I just found out from Alaska Airlines that there will be substantial changes with their relationship with American Airlines. Here are the key changes effective on March 1, 2020
- Alaska Airlines Mileage Plan members will no longer be able to redeem Mileage Plan miles on American Airlines domestic or international flights.
- American Airlines AAdvantage members will no longer be able to redeem AAdvantage miles on Alaska Airlines flights, freeing up more award space for Mileage Plan members
- Alaska Airlines Mileage Plan members will no longer earn Mileage Plan miles on American Airlines international flights
What’s not changing:
- Alaska Airlines Mileage Plan members can still earn a mile for every mile flown on American Airlines flights with an Alaska Airlines flight number (codeshare flights only)
- Alaska Lounge members can still access American Airlines Admirals Club lounges worldwide when flying on Alaska Airlines or American Airlines Earning on American Airlines
Earning Alaska Miles From American Airlines Flights
Base miles earned and class of service bonuses on eligible American-operated flights count toward Alaska Airlines elite status.
For domestic flights
To earn Mileage Plan miles on flights within the United States and Canada, American-operated flights must be marketed by Alaska Airlines. This includes American Airlines operated flights purchased as Alaska Airlines flights (AS) 4000-4799 and 6000-6999.
Base miles and class of service bonuses earned are based on the Alaska Airlines earning chart.
For international flights marketed and operated by American Airlines
For trips booked on or after October 2, 2019, travel must be completed by February 29, 2020 in order to earn miles. Trips booked before October 2, 2019 for travel after February 29, 2020 are still eligible to earn Alaska miles by submitting a mileage credit request after your flight is completed.

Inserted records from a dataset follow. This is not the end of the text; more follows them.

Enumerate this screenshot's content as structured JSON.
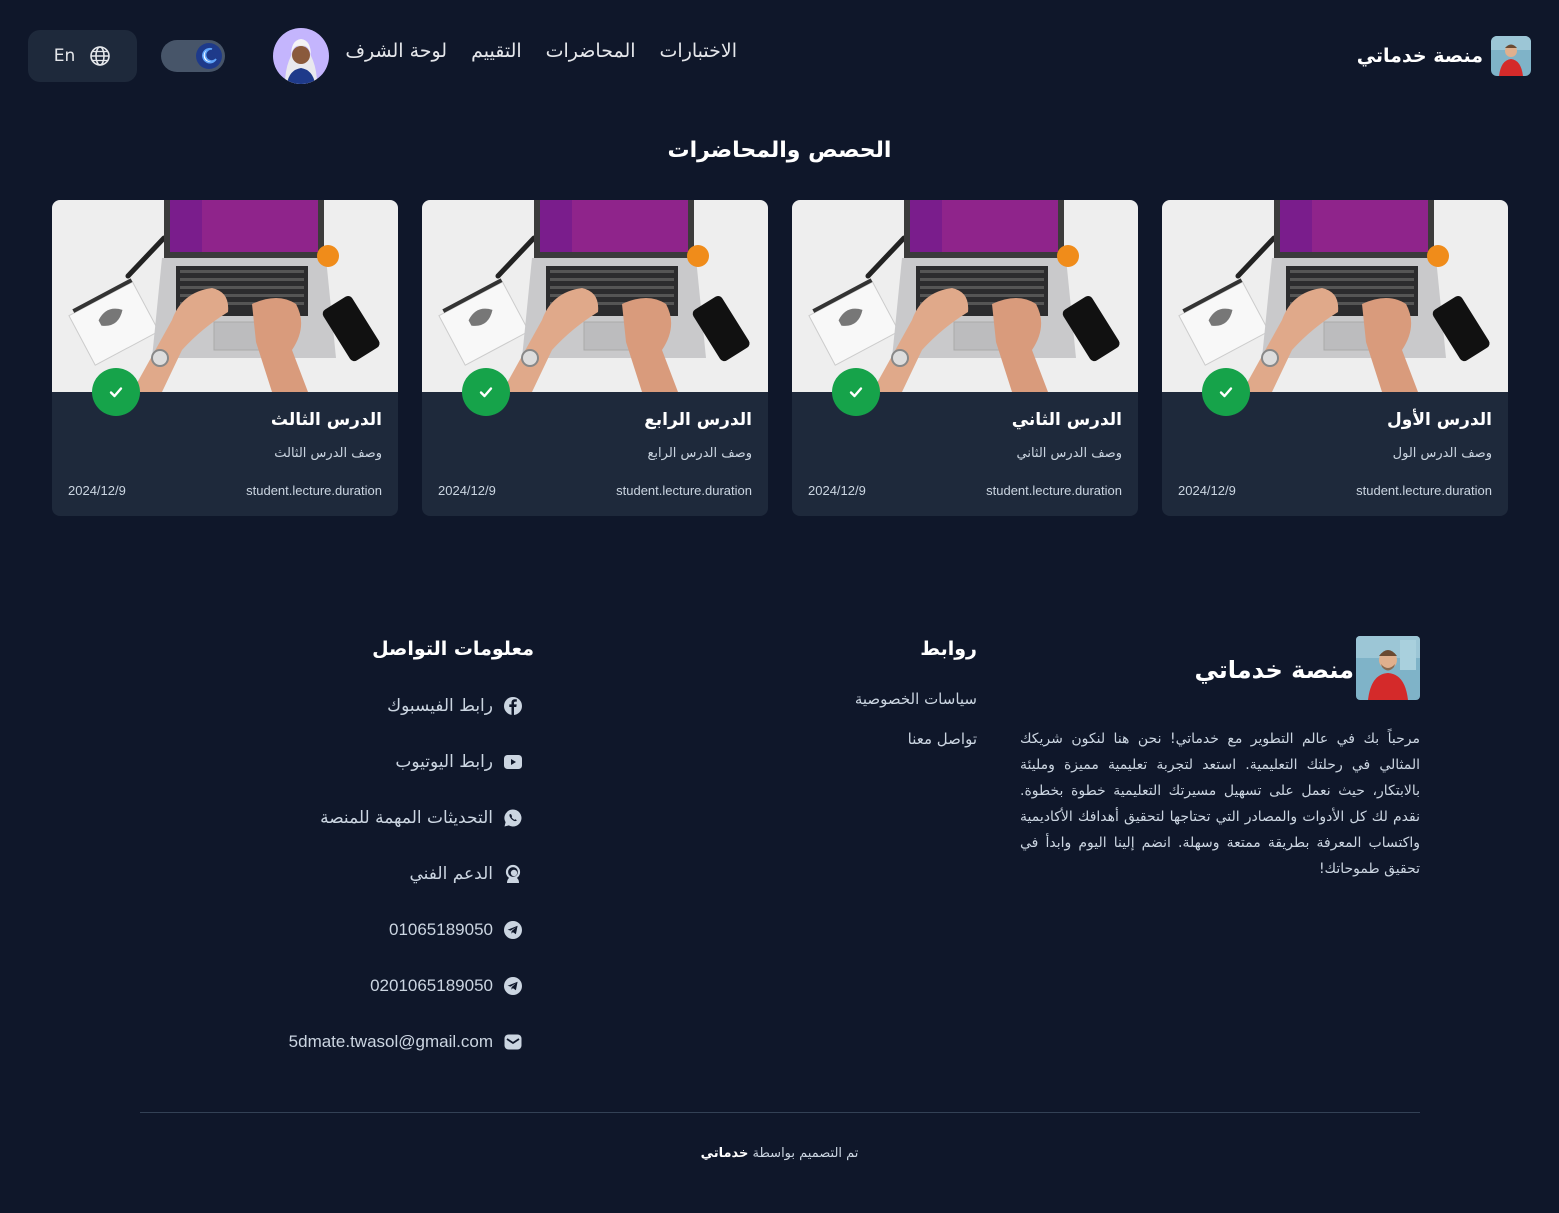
{
  "header": {
    "brand_name": "منصة خدماتي",
    "nav": [
      "الاختبارات",
      "المحاضرات",
      "التقييم",
      "لوحة الشرف"
    ],
    "language_label": "En"
  },
  "lectures": {
    "title": "الحصص والمحاضرات",
    "cards": [
      {
        "title": "الدرس الأول",
        "description": "وصف الدرس الول",
        "duration": "student.lecture.duration",
        "date": "2024/12/9",
        "completed": true
      },
      {
        "title": "الدرس الثاني",
        "description": "وصف الدرس الثاني",
        "duration": "student.lecture.duration",
        "date": "2024/12/9",
        "completed": true
      },
      {
        "title": "الدرس الرابع",
        "description": "وصف الدرس الرابع",
        "duration": "student.lecture.duration",
        "date": "2024/12/9",
        "completed": true
      },
      {
        "title": "الدرس الثالث",
        "description": "وصف الدرس الثالث",
        "duration": "student.lecture.duration",
        "date": "2024/12/9",
        "completed": true
      }
    ]
  },
  "footer": {
    "brand_name": "منصة خدماتي",
    "about": "مرحباً بك في عالم التطوير مع خدماتي! نحن هنا لنكون شريكك المثالي في رحلتك التعليمية. استعد لتجربة تعليمية مميزة ومليئة بالابتكار، حيث نعمل على تسهيل مسيرتك التعليمية خطوة بخطوة. نقدم لك كل الأدوات والمصادر التي تحتاجها لتحقيق أهدافك الأكاديمية واكتساب المعرفة بطريقة ممتعة وسهلة. انضم إلينا اليوم وابدأ في تحقيق طموحاتك!",
    "links_title": "روابط",
    "links": [
      "سياسات الخصوصية",
      "تواصل معنا"
    ],
    "contact_title": "معلومات التواصل",
    "contacts": [
      {
        "icon": "facebook-icon",
        "label": "رابط الفيسبوك"
      },
      {
        "icon": "youtube-icon",
        "label": "رابط اليوتيوب"
      },
      {
        "icon": "whatsapp-icon",
        "label": "التحديثات المهمة للمنصة"
      },
      {
        "icon": "support-icon",
        "label": "الدعم الفني"
      },
      {
        "icon": "telegram-icon",
        "label": "01065189050"
      },
      {
        "icon": "telegram-icon",
        "label": "0201065189050"
      },
      {
        "icon": "mail-icon",
        "label": "5dmate.twasol@gmail.com"
      }
    ],
    "credit_prefix": "تم التصميم بواسطة",
    "credit_name": "خدماتي"
  },
  "colors": {
    "background": "#0f172a",
    "card": "#1e293b",
    "success": "#16a34a"
  }
}
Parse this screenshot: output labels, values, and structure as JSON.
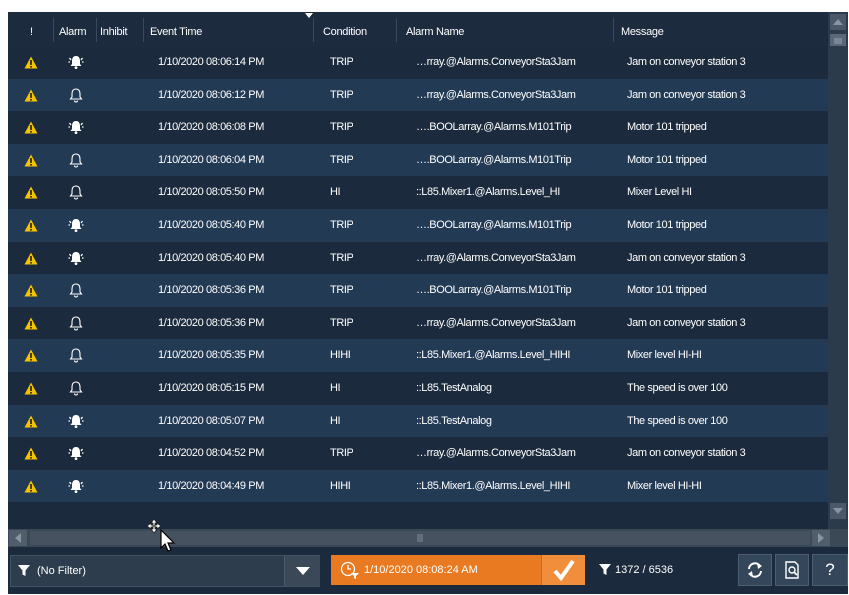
{
  "columns": {
    "severity": "!",
    "alarm": "Alarm",
    "inhibit": "Inhibit",
    "event_time": "Event Time",
    "condition": "Condition",
    "alarm_name": "Alarm Name",
    "message": "Message"
  },
  "rows": [
    {
      "bell": "ringing",
      "time": "1/10/2020 08:06:14 PM",
      "condition": "TRIP",
      "name": "…rray.@Alarms.ConveyorSta3Jam",
      "message": "Jam on conveyor station 3"
    },
    {
      "bell": "outline",
      "time": "1/10/2020 08:06:12 PM",
      "condition": "TRIP",
      "name": "…rray.@Alarms.ConveyorSta3Jam",
      "message": "Jam on conveyor station 3"
    },
    {
      "bell": "ringing",
      "time": "1/10/2020 08:06:08 PM",
      "condition": "TRIP",
      "name": "….BOOLarray.@Alarms.M101Trip",
      "message": "Motor 101 tripped"
    },
    {
      "bell": "outline",
      "time": "1/10/2020 08:06:04 PM",
      "condition": "TRIP",
      "name": "….BOOLarray.@Alarms.M101Trip",
      "message": "Motor 101 tripped"
    },
    {
      "bell": "outline",
      "time": "1/10/2020 08:05:50 PM",
      "condition": "HI",
      "name": "::L85.Mixer1.@Alarms.Level_HI",
      "message": "Mixer Level HI"
    },
    {
      "bell": "ringing",
      "time": "1/10/2020 08:05:40 PM",
      "condition": "TRIP",
      "name": "….BOOLarray.@Alarms.M101Trip",
      "message": "Motor 101 tripped"
    },
    {
      "bell": "ringing",
      "time": "1/10/2020 08:05:40 PM",
      "condition": "TRIP",
      "name": "…rray.@Alarms.ConveyorSta3Jam",
      "message": "Jam on conveyor station 3"
    },
    {
      "bell": "outline",
      "time": "1/10/2020 08:05:36 PM",
      "condition": "TRIP",
      "name": "….BOOLarray.@Alarms.M101Trip",
      "message": "Motor 101 tripped"
    },
    {
      "bell": "outline",
      "time": "1/10/2020 08:05:36 PM",
      "condition": "TRIP",
      "name": "…rray.@Alarms.ConveyorSta3Jam",
      "message": "Jam on conveyor station 3"
    },
    {
      "bell": "outline",
      "time": "1/10/2020 08:05:35 PM",
      "condition": "HIHI",
      "name": "::L85.Mixer1.@Alarms.Level_HIHI",
      "message": "Mixer level HI-HI"
    },
    {
      "bell": "outline",
      "time": "1/10/2020 08:05:15 PM",
      "condition": "HI",
      "name": "::L85.TestAnalog",
      "message": "The speed is over 100"
    },
    {
      "bell": "ringing",
      "time": "1/10/2020 08:05:07 PM",
      "condition": "HI",
      "name": "::L85.TestAnalog",
      "message": "The speed is over 100"
    },
    {
      "bell": "ringing",
      "time": "1/10/2020 08:04:52 PM",
      "condition": "TRIP",
      "name": "…rray.@Alarms.ConveyorSta3Jam",
      "message": "Jam on conveyor station 3"
    },
    {
      "bell": "ringing",
      "time": "1/10/2020 08:04:49 PM",
      "condition": "HIHI",
      "name": "::L85.Mixer1.@Alarms.Level_HIHI",
      "message": "Mixer level HI-HI"
    }
  ],
  "footer": {
    "filter_label": "(No Filter)",
    "ack_time": "1/10/2020 08:08:24 AM",
    "count": "1372 / 6536",
    "help": "?"
  },
  "colors": {
    "background": "#1b2a3c",
    "row_alt": "#233a55",
    "warning": "#f5c400",
    "accent_orange": "#ea7a21"
  },
  "icons": {
    "severity": "warning-triangle-icon",
    "alarm_active": "ringing-bell-icon",
    "alarm_inactive": "bell-outline-icon",
    "filter": "funnel-icon",
    "ack": "clock-funnel-icon",
    "acknowledge": "checkmark-icon",
    "refresh": "refresh-icon",
    "details": "document-search-icon"
  }
}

My Take on the Changes
This has been a relationship on the rocks for some time. It is difficult to find premium cabin award space, especially for international flights on American using Alaska miles. The code-share fares for American Airlines domestic flights are far too high to justify any mileage earnings. I am a member of the Alaska Lounge so American will still be honoring the reciprocal lounge benefits. I haven’t flown American Airlines in over two years so I won’t be sweating over this latest change. These changes leave Alaska Airlines without an airline partner for routes to/from the Caribbean and South America. Alaska does need to find another partner to replace American Airlines.